Intended for healthcare professionals


Poorer access to community mental health services may have led to rise in detentions

BMJ 2022; 376 doi: (Published 22 February 2022) Cite this as: BMJ 2022;376:o450
  1. Elisabeth Mahase
  1. The BMJ

Reduced access to community mental health services during the covid pandemic may have contributed to an increase in the number of people being detained under the Mental Health Act, England’s health and care regulator has warned.1

The Care Quality Commission found that in 2020-21 a total of 53 239 new detentions were recorded, a 4.5% rise on the previous year, although it said this was likely to have been an underestimate because of missing and incomplete data.

The CQC said that community services were the “key to reducing levels of detention in hospitals,” because not getting the right help at the right time can lead to symptoms worsening and people needing inpatient care.

The findings came after QualityWatch, a joint programme between the Nuffield Trust and the Health Foundation, warned that the pandemic had led to an unprecedented increase in demand for mental health services from children and teenagers in England, most notably for eating disorders.2

Health leaders told the Guardian newspaper that the pandemic had seen the waiting list for specialised mental health treatment rise to 1.6 million people, with another eight million unable to get on the list despite the service being deemed potentially beneficial for them.3

For its Monitoring the Mental Health Act report the CQC carried out 682 remote reviews of wards in 2020-21, together with interviews with 1895 patients and 1111 carers. It handled 2280 complaints from patients and others who raised concerns about the Mental Health Act, and its SOAD (second opinion appointed doctor) service reviewed the treatment plans of 14 146 patients, resulting in changes to 30% of 1030 treatment plans for medication of detained patients who were refusing consent.

Inequalities persist

The report highlighted “longstanding inequalities,” with black or black British people being more than four times as likely as white people to be detained. Additionally, Black or Black British people were found to have longer periods of detention and higher numbers repeated admissions than white people and were more likely to be made subject to police holding powers under the Mental Health Act.

The report found detention rates in economically deprived areas to be “worryingly high,” being more than three and a half times as high as in the least deprived areas.

The CQC has called for more reliable local and national data to identify inequalities in care and to measure progress towards reducing these inequalities. “We are keen to see the rollout of the patient and carers race equalities framework, a tool to help mental health trusts work with black and minority ethnic communities to achieve practical change,” the report said.

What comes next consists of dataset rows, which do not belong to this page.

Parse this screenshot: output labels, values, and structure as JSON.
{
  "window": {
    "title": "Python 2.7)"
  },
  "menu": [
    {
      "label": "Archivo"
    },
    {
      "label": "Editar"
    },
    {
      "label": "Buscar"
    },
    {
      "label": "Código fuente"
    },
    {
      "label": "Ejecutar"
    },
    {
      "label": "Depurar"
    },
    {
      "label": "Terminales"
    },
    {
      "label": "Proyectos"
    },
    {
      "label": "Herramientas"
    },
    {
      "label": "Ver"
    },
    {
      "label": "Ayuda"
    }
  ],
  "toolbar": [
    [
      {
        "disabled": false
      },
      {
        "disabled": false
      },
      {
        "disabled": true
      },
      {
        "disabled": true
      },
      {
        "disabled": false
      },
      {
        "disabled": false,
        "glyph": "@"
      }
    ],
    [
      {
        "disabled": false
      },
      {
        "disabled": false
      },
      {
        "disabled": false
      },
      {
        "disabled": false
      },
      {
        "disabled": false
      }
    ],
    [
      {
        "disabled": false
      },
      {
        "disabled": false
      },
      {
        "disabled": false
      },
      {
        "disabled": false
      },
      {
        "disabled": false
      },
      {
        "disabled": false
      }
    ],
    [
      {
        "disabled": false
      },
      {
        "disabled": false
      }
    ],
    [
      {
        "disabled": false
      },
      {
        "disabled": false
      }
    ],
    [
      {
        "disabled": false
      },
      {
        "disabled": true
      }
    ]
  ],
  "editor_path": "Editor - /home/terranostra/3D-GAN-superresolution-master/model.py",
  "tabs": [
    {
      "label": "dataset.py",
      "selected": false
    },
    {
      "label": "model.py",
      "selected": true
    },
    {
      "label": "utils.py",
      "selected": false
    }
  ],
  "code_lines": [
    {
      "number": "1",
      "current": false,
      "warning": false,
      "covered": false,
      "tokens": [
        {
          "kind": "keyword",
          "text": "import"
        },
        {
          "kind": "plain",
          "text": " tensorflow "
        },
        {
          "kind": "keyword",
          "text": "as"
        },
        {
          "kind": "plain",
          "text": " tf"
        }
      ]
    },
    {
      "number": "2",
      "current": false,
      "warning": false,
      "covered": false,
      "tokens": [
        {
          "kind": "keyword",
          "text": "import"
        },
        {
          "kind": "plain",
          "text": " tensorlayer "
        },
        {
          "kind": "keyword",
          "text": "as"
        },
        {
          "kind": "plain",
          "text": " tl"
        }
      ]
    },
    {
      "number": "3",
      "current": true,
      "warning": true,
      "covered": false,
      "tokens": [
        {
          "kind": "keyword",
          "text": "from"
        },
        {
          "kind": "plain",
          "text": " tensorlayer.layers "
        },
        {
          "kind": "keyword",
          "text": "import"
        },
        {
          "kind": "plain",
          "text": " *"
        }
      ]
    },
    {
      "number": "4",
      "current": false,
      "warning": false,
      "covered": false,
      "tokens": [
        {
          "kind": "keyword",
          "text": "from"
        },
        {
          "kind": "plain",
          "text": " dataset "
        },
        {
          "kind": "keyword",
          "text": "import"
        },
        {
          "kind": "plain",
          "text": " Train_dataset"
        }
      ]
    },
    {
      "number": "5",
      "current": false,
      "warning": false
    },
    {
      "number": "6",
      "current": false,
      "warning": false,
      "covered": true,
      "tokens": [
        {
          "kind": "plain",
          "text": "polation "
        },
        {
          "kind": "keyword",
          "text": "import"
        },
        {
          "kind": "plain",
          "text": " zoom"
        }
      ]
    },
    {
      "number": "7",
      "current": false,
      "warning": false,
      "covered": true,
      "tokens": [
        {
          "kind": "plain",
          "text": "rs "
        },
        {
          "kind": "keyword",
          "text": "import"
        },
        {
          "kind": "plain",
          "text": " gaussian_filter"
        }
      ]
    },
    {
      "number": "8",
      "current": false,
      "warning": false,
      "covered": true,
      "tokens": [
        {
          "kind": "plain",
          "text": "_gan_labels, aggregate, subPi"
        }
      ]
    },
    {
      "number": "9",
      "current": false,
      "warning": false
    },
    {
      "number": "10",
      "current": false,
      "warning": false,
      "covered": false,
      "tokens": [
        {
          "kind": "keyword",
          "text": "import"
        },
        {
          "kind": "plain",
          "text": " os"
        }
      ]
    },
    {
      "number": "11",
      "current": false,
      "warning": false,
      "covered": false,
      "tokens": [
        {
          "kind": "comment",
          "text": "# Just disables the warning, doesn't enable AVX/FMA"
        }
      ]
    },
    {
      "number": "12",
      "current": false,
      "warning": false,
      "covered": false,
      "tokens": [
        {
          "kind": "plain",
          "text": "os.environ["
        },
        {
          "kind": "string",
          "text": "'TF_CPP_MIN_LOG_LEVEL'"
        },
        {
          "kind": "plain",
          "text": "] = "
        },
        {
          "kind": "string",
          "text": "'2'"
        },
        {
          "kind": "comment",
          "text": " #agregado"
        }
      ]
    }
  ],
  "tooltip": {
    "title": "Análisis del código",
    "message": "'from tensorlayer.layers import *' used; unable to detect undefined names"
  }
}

Staff under pressure

The regulator also found high levels of anxiety, stress, and burnout in the workforce and a high proportion of job vacancies. “The negative impact of working under this sustained pressure poses a challenge to the safe, effective and caring management of inpatient services and to the delivery of care in a way that maintains people’s human rights,” the report warned.

Jemima Burnage, the CQC’s deputy chief inspector and lead for mental health, said, “The pandemic has placed unprecedented pressure on all health and social care services, the people using them, and staff working in them. Despite strains on services, we have seen many examples of good practice and the dedication of staff. However, the workforce is exhausted, with high levels of vacancies potentially risking the delivery of safe, high quality care that respects human rights.”